Exercise details →
Each line of the records that holds the word "sekci" should be copied out.

=== Data listing ===

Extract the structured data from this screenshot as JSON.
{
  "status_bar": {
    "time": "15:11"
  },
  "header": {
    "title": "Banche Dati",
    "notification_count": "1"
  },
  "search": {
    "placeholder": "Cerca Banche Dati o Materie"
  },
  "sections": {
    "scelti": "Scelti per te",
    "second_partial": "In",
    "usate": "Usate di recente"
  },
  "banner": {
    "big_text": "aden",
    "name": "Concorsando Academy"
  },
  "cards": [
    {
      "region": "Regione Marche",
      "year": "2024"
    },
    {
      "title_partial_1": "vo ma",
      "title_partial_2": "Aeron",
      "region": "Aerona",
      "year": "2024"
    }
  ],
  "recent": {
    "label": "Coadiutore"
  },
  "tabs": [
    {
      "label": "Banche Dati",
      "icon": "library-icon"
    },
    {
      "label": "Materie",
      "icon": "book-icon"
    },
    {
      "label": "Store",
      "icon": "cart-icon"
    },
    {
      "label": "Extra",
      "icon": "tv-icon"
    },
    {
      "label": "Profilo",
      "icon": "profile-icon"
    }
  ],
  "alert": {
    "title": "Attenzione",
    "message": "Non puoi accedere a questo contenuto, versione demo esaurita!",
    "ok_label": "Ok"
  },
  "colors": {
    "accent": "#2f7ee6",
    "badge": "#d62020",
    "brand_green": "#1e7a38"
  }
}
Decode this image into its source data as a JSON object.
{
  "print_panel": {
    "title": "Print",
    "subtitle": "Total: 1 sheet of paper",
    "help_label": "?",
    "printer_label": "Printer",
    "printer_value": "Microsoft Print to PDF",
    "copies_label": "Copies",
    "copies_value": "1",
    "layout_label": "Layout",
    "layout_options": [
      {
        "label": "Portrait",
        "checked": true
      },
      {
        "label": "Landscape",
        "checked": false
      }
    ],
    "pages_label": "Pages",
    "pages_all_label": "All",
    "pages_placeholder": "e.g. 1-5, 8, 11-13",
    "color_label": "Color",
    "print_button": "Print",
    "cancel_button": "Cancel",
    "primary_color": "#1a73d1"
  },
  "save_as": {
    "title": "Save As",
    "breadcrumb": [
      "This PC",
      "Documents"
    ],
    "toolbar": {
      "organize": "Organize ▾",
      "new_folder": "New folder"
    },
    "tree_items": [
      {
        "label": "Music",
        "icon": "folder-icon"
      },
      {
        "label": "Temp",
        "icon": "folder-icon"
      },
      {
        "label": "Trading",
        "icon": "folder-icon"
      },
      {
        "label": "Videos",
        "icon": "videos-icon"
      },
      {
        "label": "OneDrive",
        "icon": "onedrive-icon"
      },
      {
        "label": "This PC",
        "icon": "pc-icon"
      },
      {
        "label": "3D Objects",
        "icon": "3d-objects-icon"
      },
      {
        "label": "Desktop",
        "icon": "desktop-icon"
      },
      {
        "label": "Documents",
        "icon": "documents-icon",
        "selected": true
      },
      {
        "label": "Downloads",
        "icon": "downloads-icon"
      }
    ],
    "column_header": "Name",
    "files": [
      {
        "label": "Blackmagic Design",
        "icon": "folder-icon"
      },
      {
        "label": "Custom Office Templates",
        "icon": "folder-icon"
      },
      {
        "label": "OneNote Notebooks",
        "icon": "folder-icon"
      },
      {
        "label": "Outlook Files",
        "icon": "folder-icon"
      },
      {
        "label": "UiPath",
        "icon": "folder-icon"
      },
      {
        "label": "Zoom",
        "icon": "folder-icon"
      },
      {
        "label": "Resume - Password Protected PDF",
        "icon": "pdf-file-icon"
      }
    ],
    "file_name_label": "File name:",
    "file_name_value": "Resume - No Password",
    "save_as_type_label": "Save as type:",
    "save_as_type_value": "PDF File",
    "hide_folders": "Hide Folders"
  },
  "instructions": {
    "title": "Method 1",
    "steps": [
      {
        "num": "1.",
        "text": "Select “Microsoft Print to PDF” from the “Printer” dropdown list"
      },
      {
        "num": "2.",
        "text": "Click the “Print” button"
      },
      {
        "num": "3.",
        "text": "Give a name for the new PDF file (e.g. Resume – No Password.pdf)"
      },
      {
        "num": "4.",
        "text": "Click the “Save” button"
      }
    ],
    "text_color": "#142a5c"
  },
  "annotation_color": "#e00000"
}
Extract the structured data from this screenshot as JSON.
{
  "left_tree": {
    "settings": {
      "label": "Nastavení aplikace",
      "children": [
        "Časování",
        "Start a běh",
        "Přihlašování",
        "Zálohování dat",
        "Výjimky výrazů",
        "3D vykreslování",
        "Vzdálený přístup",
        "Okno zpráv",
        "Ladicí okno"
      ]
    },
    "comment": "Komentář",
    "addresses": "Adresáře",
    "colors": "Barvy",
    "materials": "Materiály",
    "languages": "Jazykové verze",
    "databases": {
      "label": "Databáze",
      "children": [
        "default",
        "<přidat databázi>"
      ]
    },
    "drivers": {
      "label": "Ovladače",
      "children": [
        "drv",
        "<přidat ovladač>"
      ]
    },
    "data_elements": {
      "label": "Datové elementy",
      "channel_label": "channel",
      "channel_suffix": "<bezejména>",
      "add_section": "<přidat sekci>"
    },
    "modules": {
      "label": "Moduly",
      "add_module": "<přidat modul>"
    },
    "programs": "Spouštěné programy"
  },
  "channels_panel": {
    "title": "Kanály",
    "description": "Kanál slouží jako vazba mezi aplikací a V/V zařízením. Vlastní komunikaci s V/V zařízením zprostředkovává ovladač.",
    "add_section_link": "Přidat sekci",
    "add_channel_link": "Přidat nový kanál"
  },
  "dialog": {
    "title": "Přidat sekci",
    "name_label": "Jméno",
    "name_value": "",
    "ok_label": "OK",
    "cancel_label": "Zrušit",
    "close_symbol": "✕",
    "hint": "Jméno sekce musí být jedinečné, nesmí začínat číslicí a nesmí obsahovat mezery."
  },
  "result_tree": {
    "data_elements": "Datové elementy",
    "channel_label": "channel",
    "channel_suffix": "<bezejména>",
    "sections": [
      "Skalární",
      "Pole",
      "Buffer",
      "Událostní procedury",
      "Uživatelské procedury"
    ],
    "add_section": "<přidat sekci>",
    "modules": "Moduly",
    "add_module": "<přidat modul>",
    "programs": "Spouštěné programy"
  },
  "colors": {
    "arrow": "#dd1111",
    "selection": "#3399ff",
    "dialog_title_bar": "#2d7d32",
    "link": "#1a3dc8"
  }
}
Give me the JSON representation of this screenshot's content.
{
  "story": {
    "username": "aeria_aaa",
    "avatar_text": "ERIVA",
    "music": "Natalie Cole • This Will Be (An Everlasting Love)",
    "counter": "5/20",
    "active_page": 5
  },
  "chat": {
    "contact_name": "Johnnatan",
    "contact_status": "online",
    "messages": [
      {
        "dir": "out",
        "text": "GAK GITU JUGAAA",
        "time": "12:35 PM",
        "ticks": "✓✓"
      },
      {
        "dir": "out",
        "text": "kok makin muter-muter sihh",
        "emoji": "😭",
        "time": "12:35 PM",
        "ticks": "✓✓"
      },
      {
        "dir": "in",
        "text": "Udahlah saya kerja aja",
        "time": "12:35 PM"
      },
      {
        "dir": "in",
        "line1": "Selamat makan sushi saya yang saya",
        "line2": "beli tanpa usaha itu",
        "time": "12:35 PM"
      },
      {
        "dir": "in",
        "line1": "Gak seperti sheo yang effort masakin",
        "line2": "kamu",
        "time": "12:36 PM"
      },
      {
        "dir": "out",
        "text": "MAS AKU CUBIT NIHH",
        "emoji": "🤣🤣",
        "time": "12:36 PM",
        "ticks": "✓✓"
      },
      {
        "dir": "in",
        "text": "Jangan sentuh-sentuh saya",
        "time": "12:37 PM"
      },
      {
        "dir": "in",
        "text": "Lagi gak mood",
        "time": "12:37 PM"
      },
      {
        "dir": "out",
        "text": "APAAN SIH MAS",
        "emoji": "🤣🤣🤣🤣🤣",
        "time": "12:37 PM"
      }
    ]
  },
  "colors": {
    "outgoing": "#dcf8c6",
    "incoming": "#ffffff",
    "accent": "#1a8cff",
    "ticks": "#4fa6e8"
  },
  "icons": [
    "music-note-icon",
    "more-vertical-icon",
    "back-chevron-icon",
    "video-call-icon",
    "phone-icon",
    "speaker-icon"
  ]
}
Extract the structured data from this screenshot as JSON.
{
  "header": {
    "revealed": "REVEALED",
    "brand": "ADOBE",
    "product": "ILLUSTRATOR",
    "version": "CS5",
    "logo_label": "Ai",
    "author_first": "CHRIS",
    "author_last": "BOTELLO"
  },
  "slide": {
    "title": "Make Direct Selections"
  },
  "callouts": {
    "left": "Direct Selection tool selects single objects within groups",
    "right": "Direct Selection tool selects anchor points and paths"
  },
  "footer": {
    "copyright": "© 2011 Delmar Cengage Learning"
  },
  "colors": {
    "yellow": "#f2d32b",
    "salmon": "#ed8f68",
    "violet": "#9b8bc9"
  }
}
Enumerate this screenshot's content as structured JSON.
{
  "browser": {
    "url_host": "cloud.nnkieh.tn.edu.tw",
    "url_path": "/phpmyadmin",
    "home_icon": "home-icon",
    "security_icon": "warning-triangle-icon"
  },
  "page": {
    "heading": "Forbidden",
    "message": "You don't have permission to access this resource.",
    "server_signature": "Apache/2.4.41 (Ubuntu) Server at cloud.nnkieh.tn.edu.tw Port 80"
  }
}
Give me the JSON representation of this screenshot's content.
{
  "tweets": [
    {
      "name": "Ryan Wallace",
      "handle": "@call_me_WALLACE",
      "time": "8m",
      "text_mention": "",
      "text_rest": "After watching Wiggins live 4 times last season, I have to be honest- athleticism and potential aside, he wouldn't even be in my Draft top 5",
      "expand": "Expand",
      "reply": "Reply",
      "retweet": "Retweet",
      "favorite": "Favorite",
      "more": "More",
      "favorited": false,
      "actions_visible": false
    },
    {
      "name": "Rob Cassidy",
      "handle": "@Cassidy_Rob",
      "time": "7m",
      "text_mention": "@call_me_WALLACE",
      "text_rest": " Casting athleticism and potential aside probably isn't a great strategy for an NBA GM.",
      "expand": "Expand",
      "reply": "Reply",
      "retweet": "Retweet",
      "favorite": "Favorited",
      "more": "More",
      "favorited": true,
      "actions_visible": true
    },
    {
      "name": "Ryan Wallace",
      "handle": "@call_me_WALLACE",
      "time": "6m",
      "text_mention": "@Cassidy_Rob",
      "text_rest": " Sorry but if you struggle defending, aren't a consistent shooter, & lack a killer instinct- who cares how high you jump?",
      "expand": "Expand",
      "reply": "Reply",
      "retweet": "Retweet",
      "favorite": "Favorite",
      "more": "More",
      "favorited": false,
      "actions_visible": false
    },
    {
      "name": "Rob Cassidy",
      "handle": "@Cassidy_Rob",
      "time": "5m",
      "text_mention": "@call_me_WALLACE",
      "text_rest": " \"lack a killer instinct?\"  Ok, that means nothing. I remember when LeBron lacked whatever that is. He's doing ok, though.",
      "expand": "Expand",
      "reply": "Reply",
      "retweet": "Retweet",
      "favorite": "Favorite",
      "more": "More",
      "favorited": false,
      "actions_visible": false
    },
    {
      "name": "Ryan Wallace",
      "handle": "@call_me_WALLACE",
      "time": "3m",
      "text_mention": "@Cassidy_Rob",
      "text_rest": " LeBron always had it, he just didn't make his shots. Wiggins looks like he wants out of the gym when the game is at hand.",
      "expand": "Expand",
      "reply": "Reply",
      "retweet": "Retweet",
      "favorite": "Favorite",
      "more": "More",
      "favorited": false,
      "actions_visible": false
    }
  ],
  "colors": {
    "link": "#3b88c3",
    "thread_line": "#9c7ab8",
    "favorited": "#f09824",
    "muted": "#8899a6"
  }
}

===

Solution to this exercise →
      "add_section": "<přidat sekci>"
    "add_section_link": "Přidat sekci",
    "title": "Přidat sekci",
    "add_section": "<přidat sekci>",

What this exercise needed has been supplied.